[To do] Please filter the data below down to the lines holding the string "localhost".

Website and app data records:
* * *

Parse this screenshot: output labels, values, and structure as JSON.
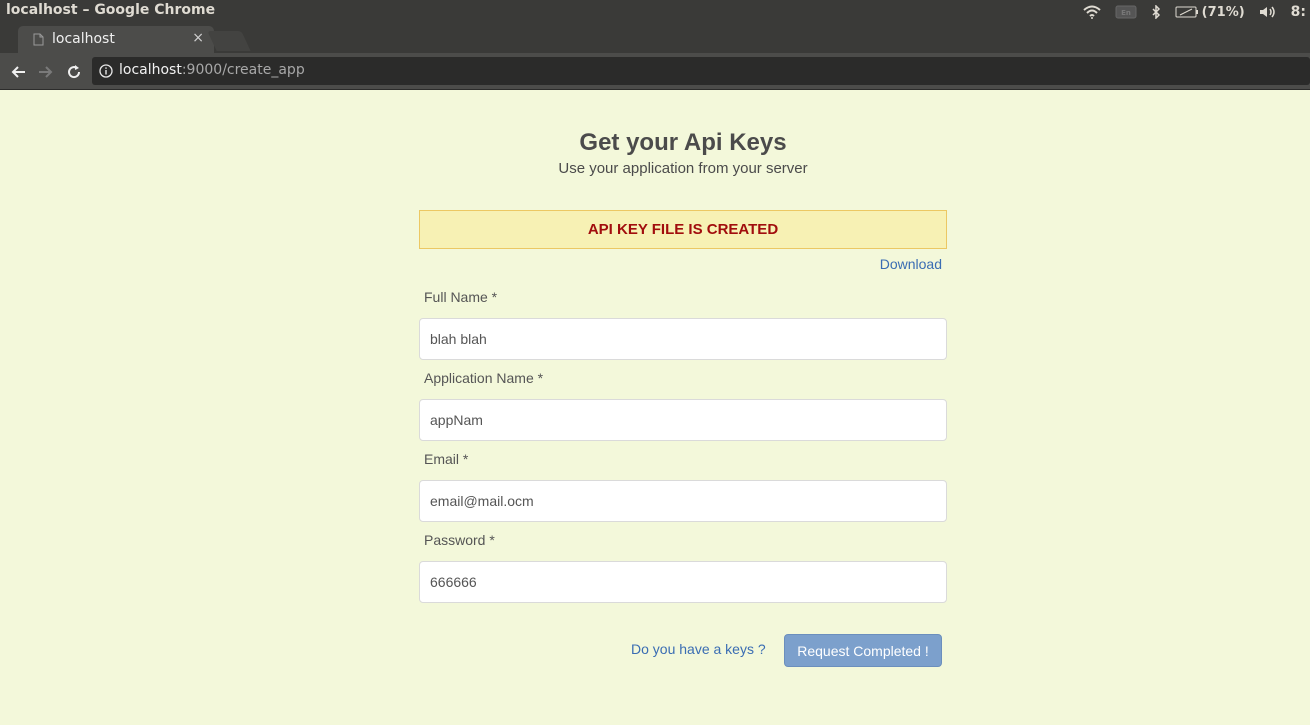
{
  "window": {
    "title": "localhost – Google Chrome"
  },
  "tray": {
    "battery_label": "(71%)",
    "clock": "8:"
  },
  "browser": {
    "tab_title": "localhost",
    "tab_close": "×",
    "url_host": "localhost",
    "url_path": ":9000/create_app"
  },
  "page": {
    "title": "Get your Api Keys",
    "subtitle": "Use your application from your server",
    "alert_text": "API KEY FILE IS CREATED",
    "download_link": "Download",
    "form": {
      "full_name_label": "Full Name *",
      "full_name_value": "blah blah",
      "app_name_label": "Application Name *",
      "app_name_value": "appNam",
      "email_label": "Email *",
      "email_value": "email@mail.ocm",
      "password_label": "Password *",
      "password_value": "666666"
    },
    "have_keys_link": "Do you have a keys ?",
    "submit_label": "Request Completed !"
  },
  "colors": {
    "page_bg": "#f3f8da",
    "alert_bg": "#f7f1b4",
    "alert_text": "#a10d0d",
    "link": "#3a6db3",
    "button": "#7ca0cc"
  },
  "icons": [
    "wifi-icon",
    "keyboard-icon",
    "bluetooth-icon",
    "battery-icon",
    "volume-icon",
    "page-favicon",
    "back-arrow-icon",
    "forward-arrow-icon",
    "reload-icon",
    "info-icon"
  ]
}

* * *

[Task answer]
    "title": "localhost – Google Chrome"
    "tab_title": "localhost",
    "url_host": "localhost",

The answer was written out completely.